Select a few nodes from the node library, discuss the anatomy of a node (inputs, outputs, node preview) and cover the picks-and-clicks required to connect and disconnect one node's output to another node's input. A single node output may be connected to multiple other nodes' inputs, but only one wire is ever allowed into a single input.
- [Voiceover] Now we're ready to start placing nodes onto our workspace and connecting them together. Each node has one job, it takes one or more inputs, performs a very specific function or process with those inputs, and then it spits out an output on the other end. I'll start off in the operators library which has several nodes that are used for mathematical operations. I'll begin by clicking on the addition node which we'll use to add two numbers together. This will drop one addition node onto the workspace. The light gray boxes with text on the node are inputs and outputs.
These are the ports that you use to connect nodes together with wires. Inputs are in the left, and outputs are on the right. It appears that the addition node takes two inputs called x and y. Let's head over to the node library and find a node that will allow us to feed numbers into the addition node's inputs. I'll navigate to the core input section of the node library and find the number node. Because we need two number inputs for the addition node, I'll click twice to place two instances. Now let's talk about arranging your nodes on the workspace. To move a node, hover over the header or the body of the node, not on an input or an output and hold down the left-click button on your mouse.
While holding the left-click, you can move your cursor to drag the node to a new location. You can also zoom in and out of your workspace by using the scroll wheel on your mouse. Holding down the middle mouse button, or the scroll wheel, will also allow you to pan around the workspace. While our workspace is only three nodes right now, you'll see that a Dynamo graph can get pretty expansive pretty quickly. Using these tools will help you navigate more efficiently. We can set the value of the number that we're going to us as an input by clicking on the box that displays a zero right now and typing in whatever number we'd like.

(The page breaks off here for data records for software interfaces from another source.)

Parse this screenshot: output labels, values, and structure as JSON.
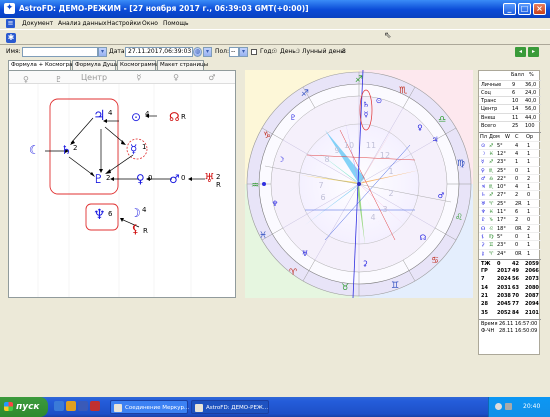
{
  "window": {
    "title": "AstroFD: ДЕМО-РЕЖИМ - [27 ноября 2017 г., 06:39:03 GMT(+0:00)]",
    "minimize": "_",
    "maximize": "□",
    "close": "×"
  },
  "menu": [
    "Документ",
    "Анализ данных",
    "Настройки",
    "Окно",
    "Помощь"
  ],
  "toolbar": {
    "name_label": "Имя:",
    "name_value": "",
    "date_label": "Дата:",
    "date_value": "27.11.2017,06:39:03",
    "pol_label": "Пол:",
    "pol_value": "--",
    "year_label": "Год:",
    "day_label": "День:",
    "lunar_label": "Лунный день:",
    "lunar_value": "8"
  },
  "tabs": [
    "Формула + Космограмма",
    "Формула Души",
    "Космограмма",
    "Макет страницы"
  ],
  "formula": {
    "col_header": "Центр",
    "col_symbols": [
      "☿",
      "♀",
      "♂"
    ],
    "glyphs": [
      {
        "sym": "☾",
        "color": "#1a1ae0"
      },
      {
        "sym": "♄",
        "color": "#1a1ae0",
        "n": "2"
      },
      {
        "sym": "♃",
        "color": "#1a1ae0",
        "n": "4"
      },
      {
        "sym": "⊙",
        "color": "#1a1ae0",
        "n": "4"
      },
      {
        "sym": "☊",
        "color": "#d01010",
        "n": "R"
      },
      {
        "sym": "☿",
        "color": "#1a1ae0",
        "n": "1"
      },
      {
        "sym": "♇",
        "color": "#1a1ae0",
        "n": "2"
      },
      {
        "sym": "♀",
        "color": "#1a1ae0",
        "n": "0"
      },
      {
        "sym": "♂",
        "color": "#1a1ae0",
        "n": "0"
      },
      {
        "sym": "♅",
        "color": "#d01010",
        "n": "2"
      },
      {
        "sym": "♆",
        "color": "#1a1ae0",
        "n": "6"
      },
      {
        "sym": "☽",
        "color": "#1a1ae0",
        "n": "4"
      },
      {
        "sym": "⚸",
        "color": "#d01010",
        "n": "R"
      },
      {
        "sym": "♀",
        "color": "#1a1ae0"
      },
      {
        "sym": "♇",
        "color": "#1a1ae0"
      },
      {
        "sym": "R",
        "color": "#d01010"
      },
      {
        "sym": "R",
        "color": "#d01010"
      }
    ]
  },
  "stats": {
    "head_ball": "Балл",
    "head_pct": "%",
    "rows": [
      {
        "label": "Личные",
        "ball": "9",
        "pct": "36,0"
      },
      {
        "label": "Соц",
        "ball": "6",
        "pct": "24,0"
      },
      {
        "label": "Транс",
        "ball": "10",
        "pct": "40,0"
      },
      {
        "label": "Центр",
        "ball": "14",
        "pct": "56,0"
      },
      {
        "label": "Внеш",
        "ball": "11",
        "pct": "44,0"
      },
      {
        "label": "Всего",
        "ball": "25",
        "pct": "100"
      }
    ],
    "planet_head": [
      "Пл",
      "Дом",
      "W",
      "С",
      "Ор"
    ],
    "planets": [
      {
        "p": "⊙",
        "d": "♐",
        "deg": "5°",
        "w": "4",
        "s": "1"
      },
      {
        "p": "☽",
        "d": "♓",
        "deg": "12°",
        "w": "4",
        "s": "1"
      },
      {
        "p": "☿",
        "d": "♐",
        "deg": "23°",
        "w": "1",
        "s": "1"
      },
      {
        "p": "♀",
        "d": "♏",
        "deg": "25°",
        "w": "0",
        "s": "1"
      },
      {
        "p": "♂",
        "d": "♎",
        "deg": "22°",
        "w": "0",
        "s": "2"
      },
      {
        "p": "♃",
        "d": "♏",
        "deg": "10°",
        "w": "4",
        "s": "1"
      },
      {
        "p": "♄",
        "d": "♐",
        "deg": "27°",
        "w": "2",
        "s": "0"
      },
      {
        "p": "♅",
        "d": "♈",
        "deg": "25°",
        "w": "2R",
        "s": "1"
      },
      {
        "p": "♆",
        "d": "♓",
        "deg": "11°",
        "w": "6",
        "s": "1"
      },
      {
        "p": "♇",
        "d": "♑",
        "deg": "17°",
        "w": "2",
        "s": "0"
      },
      {
        "p": "☊",
        "d": "♌",
        "deg": "18°",
        "w": "0R",
        "s": "2"
      },
      {
        "p": "⚸",
        "d": "♍",
        "deg": "5°",
        "w": "0",
        "s": "1"
      },
      {
        "p": "⚳",
        "d": "♊",
        "deg": "23°",
        "w": "0",
        "s": "1"
      },
      {
        "p": "⚷",
        "d": "♈",
        "deg": "24°",
        "w": "0R",
        "s": "1"
      }
    ],
    "years_head": [
      "ТЖ",
      "0",
      "42",
      "2059"
    ],
    "years": [
      [
        "ГР",
        "2017",
        "49",
        "2066"
      ],
      [
        "7",
        "2024",
        "56",
        "2073"
      ],
      [
        "14",
        "2031",
        "63",
        "2080"
      ],
      [
        "21",
        "2038",
        "70",
        "2087"
      ],
      [
        "28",
        "2045",
        "77",
        "2094"
      ],
      [
        "35",
        "2052",
        "84",
        "2101"
      ]
    ],
    "time_label": "Время",
    "time_value": "26.11 16:57:00",
    "fchs_label": "Ф-ЧН",
    "fchs_value": "28.11 16:50:09"
  },
  "chart_numbers": [
    "7",
    "8",
    "9",
    "10",
    "11",
    "12",
    "1",
    "2",
    "3",
    "4",
    "5",
    "6"
  ],
  "taskbar": {
    "start": "пуск",
    "tasks": [
      "Соединение Меркур...",
      "AstroFD: ДЕМО-РЕЖ..."
    ],
    "clock": "20:40"
  }
}
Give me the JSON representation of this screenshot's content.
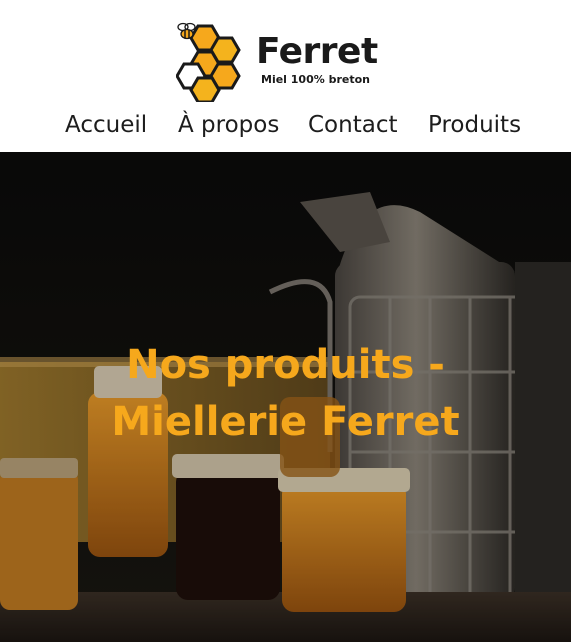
{
  "brand": {
    "name": "Ferret",
    "tagline": "Miel 100% breton",
    "logo_icon": "honeycomb-icon",
    "mascot_icon": "bee-icon",
    "accent_color": "#f6a81c"
  },
  "nav": {
    "items": [
      {
        "label": "Accueil"
      },
      {
        "label": "À propos"
      },
      {
        "label": "Contact"
      },
      {
        "label": "Produits"
      }
    ]
  },
  "hero": {
    "title_line1": "Nos produits -",
    "title_line2": "Miellerie Ferret",
    "image": "honey-jars-and-bee-smoker-photo"
  }
}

I'll change the first number input to a 1, and the second number input to a 2. To connect a node's output to another node's input with a wire, single click on the node's output and a wire will be created and follow your cursor. Single click on another node's input to connect them. I'm going to go ahead and connect both of our numbers to the addition node's inputs. Notice that when a node's inputs have all been filled, the header turns from a light gray to a dark gray. This means that the node is collecting all the data that it needs to perform it's function. In order to disconnect an input, you can click on the input and then click off in space.
Also note that a node's output can connect to multiple inputs. I can plug the same number node into both the x and the y inputs of the addition node. We're now passing the same number, number one, to both inputs, however inputs only take one wire at a time. If I try to plug our other input node into the y input, it automatically disconnects the wire that was already there. Now let's see the data coming out of the node. We can do this in one of two ways. One way is to connect the node's input to a watch node. We can find a watch node in the core view section of the node library.
When I connect the addition node to the input of our watch node, you can see that the watch reports the number of three, which means our addition node is doing it's job. It's taking the number one as the x-input, two as the y-input, and it's adding those two together, one plus two equals three. Think of the watch node as a display that reports whatever information is coming into it. Another way to see the data coming out of a node is to hover over the body of the node, which pulls down a small white window that reports the output. If I move my cursor away, it collapses back into the node. If we'd like the node preview to remain visible, we can click on the pin icon.
Next, let's drop in a node that will construct some geometry. I'll navigate to the geometry library. Maybe we'll build a cylinder so I'll click the cylinder category. When I drop this node in a few things happened. First of all, a cylinder is now drawn in the background of our workspace. This is called the geometry 3D preview. Anytime you're working with geometry, you can preview the work you're doing here. To navigate the 3D preview, we can click the button in the top right corner of our workspace and toggle between graph navigation and 3D preview navigation. Clicking it will make our nodes transparent so we can focus on the geometry in the preview.
The navigation here is similar to navigating the graph. Scroll wheel zooms in and out, and you can pan by holding down the middle mouse or scroll wheel button. To rotate, hold down the right-click button of your mouse and move your cursor. Clicking the graph navigation button in the top right will bring us back to the graph workspace. If we hover over an input on the cylinder node, we see that it's able to run without any inputs plugged in because it has a default value set. We can plug in any of the number data in our workspace to customize the cylinder.
In another video, we'll cover the topic of data types in more detail, but let's see what happens when we plug in the wrong type of data into a nodes input. If we hover over the CS input on the cylinder node, the preview tells us that the node expects a specific type of geometry data called a CoordinateSystem. Let's see what happens when we plug one of our numbers into it. When the node isn't fed the right type of data it turns yellow and returns an error message which you can read by hovering over the bubble icon. Removing the wrong data type from the input clears the error, and the node goes back to a gray color again.
Okay, we've covered the basics of placing and connecting nodes. Let's begin working in Dynamo.
- Placing and connecting Dynamo nodes
- Understanding Dynamo's data types
- Performing math functions
- Creating number lists and text strings
- Writing data to an Excel spreadsheet
- Creating points, curves, surfaces, and solids
- Analyzing geometry
- Linking a Dynamo-driven SAT into Revit
- Placing Revit families with Dynamo
- Creating Revit views and sheets with Dynamo